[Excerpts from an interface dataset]
------------

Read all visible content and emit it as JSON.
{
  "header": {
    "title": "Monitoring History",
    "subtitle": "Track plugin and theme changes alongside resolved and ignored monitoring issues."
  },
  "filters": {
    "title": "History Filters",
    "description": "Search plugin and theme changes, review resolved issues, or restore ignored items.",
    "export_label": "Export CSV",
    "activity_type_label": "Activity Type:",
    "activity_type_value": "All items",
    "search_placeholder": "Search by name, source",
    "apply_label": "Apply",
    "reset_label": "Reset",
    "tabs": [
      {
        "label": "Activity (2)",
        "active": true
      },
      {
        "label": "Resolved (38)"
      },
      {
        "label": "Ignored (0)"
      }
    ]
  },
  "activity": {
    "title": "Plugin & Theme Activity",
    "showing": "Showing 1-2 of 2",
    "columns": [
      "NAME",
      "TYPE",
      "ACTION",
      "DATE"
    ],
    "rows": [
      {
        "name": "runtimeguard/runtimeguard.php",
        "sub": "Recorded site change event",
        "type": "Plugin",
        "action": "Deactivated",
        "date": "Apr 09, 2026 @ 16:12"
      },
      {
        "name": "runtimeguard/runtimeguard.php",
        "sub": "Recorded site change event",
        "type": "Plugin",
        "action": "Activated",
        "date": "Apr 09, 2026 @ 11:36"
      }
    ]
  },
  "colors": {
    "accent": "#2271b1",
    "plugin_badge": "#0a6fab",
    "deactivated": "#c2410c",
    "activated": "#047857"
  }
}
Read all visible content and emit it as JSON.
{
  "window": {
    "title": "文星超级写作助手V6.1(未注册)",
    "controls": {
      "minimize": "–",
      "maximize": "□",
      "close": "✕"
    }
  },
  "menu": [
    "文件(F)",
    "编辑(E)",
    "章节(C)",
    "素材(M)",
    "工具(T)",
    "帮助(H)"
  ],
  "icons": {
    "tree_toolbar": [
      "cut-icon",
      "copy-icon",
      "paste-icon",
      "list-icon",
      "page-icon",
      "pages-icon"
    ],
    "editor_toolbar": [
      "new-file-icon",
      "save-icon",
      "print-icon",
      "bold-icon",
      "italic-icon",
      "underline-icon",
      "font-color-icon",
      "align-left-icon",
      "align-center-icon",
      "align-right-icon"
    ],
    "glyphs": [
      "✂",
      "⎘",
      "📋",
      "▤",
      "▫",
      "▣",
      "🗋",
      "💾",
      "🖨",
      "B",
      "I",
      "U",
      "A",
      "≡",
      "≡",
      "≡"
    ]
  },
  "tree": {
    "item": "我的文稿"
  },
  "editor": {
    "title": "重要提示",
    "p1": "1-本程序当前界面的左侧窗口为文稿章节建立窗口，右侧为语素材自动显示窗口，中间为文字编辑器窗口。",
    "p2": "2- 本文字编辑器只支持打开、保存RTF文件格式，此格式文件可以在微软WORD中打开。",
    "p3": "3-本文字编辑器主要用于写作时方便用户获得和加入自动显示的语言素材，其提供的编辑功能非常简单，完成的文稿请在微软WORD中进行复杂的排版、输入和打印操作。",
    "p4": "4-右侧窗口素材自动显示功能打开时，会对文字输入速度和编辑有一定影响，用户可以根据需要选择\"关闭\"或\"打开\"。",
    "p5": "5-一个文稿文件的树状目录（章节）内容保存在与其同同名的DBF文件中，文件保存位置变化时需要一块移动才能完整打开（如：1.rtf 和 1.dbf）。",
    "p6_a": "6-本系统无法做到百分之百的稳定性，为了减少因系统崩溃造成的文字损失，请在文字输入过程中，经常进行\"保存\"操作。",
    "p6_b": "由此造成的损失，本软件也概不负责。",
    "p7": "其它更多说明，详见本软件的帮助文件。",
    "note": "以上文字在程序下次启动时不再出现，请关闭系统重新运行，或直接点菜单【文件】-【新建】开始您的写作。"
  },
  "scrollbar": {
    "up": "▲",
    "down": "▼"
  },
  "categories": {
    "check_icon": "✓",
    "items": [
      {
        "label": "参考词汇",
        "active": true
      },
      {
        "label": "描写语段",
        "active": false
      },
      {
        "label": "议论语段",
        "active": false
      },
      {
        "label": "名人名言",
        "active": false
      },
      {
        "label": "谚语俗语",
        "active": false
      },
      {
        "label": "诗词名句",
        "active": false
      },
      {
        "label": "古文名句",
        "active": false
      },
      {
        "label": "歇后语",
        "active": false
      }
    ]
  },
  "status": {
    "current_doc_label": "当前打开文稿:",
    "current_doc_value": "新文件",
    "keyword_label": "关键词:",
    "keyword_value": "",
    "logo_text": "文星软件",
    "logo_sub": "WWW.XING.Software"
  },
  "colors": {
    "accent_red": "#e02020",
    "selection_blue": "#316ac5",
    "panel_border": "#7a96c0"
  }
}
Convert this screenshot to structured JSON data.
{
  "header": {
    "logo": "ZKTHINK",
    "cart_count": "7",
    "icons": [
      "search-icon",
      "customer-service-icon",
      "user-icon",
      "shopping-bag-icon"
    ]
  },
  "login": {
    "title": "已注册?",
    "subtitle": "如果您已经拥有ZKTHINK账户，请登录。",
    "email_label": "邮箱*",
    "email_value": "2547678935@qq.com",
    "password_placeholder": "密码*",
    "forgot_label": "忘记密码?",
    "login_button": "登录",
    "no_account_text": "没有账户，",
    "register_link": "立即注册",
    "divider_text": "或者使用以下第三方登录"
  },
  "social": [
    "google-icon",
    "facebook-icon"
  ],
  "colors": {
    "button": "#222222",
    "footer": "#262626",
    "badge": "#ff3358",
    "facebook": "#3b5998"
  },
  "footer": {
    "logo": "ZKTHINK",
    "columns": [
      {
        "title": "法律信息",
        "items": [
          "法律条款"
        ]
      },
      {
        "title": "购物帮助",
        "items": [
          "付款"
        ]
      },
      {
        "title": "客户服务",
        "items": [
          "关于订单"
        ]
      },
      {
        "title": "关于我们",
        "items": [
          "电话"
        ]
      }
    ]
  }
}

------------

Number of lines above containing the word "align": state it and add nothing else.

3